§ **ASSIGNMENT**: All of the data needs to be printed again, exactly as written.

§ **DATASET RECORDS**:
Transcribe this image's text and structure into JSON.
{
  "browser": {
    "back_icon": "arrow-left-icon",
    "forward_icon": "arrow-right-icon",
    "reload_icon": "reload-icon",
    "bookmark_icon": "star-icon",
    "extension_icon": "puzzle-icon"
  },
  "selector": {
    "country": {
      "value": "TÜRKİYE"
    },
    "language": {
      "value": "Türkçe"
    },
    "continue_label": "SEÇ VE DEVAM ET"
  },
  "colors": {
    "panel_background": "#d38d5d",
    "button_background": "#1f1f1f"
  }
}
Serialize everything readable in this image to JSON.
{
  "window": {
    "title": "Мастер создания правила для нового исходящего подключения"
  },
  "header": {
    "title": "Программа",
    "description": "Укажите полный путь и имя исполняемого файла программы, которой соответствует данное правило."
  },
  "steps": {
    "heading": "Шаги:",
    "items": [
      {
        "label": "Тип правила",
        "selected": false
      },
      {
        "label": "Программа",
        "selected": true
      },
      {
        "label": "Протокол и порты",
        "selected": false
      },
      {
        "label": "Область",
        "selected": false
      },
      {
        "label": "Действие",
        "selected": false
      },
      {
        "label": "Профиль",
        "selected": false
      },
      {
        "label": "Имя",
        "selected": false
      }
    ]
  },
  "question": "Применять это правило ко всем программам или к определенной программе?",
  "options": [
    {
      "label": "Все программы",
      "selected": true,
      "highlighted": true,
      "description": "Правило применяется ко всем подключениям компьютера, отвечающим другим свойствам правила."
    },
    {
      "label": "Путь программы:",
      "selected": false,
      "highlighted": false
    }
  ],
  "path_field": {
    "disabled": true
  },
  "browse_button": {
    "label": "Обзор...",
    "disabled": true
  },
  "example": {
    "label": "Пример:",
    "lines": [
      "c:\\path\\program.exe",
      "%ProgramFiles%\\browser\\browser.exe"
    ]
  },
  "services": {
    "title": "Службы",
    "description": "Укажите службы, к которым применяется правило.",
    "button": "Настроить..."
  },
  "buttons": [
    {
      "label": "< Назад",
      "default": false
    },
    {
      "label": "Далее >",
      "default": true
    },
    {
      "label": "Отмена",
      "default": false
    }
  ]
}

§ **TASK RESPONSE**:
Transcribe this image's text and structure into JSON.
{
  "browser": {
    "back_icon": "arrow-left-icon",
    "forward_icon": "arrow-right-icon",
    "reload_icon": "reload-icon",
    "bookmark_icon": "star-icon",
    "extension_icon": "puzzle-icon"
  },
  "selector": {
    "country": {
      "value": "TÜRKİYE"
    },
    "language": {
      "value": "Türkçe"
    },
    "continue_label": "SEÇ VE DEVAM ET"
  },
  "colors": {
    "panel_background": "#d38d5d",
    "button_background": "#1f1f1f"
  }
}
Serialize everything readable in this image to JSON.
{
  "window": {
    "title": "Мастер создания правила для нового исходящего подключения"
  },
  "header": {
    "title": "Программа",
    "description": "Укажите полный путь и имя исполняемого файла программы, которой соответствует данное правило."
  },
  "steps": {
    "heading": "Шаги:",
    "items": [
      {
        "label": "Тип правила",
        "selected": false
      },
      {
        "label": "Программа",
        "selected": true
      },
      {
        "label": "Протокол и порты",
        "selected": false
      },
      {
        "label": "Область",
        "selected": false
      },
      {
        "label": "Действие",
        "selected": false
      },
      {
        "label": "Профиль",
        "selected": false
      },
      {
        "label": "Имя",
        "selected": false
      }
    ]
  },
  "question": "Применять это правило ко всем программам или к определенной программе?",
  "options": [
    {
      "label": "Все программы",
      "selected": true,
      "highlighted": true,
      "description": "Правило применяется ко всем подключениям компьютера, отвечающим другим свойствам правила."
    },
    {
      "label": "Путь программы:",
      "selected": false,
      "highlighted": false
    }
  ],
  "path_field": {
    "disabled": true
  },
  "browse_button": {
    "label": "Обзор...",
    "disabled": true
  },
  "example": {
    "label": "Пример:",
    "lines": [
      "c:\\path\\program.exe",
      "%ProgramFiles%\\browser\\browser.exe"
    ]
  },
  "services": {
    "title": "Службы",
    "description": "Укажите службы, к которым применяется правило.",
    "button": "Настроить..."
  },
  "buttons": [
    {
      "label": "< Назад",
      "default": false
    },
    {
      "label": "Далее >",
      "default": true
    },
    {
      "label": "Отмена",
      "default": false
    }
  ]
}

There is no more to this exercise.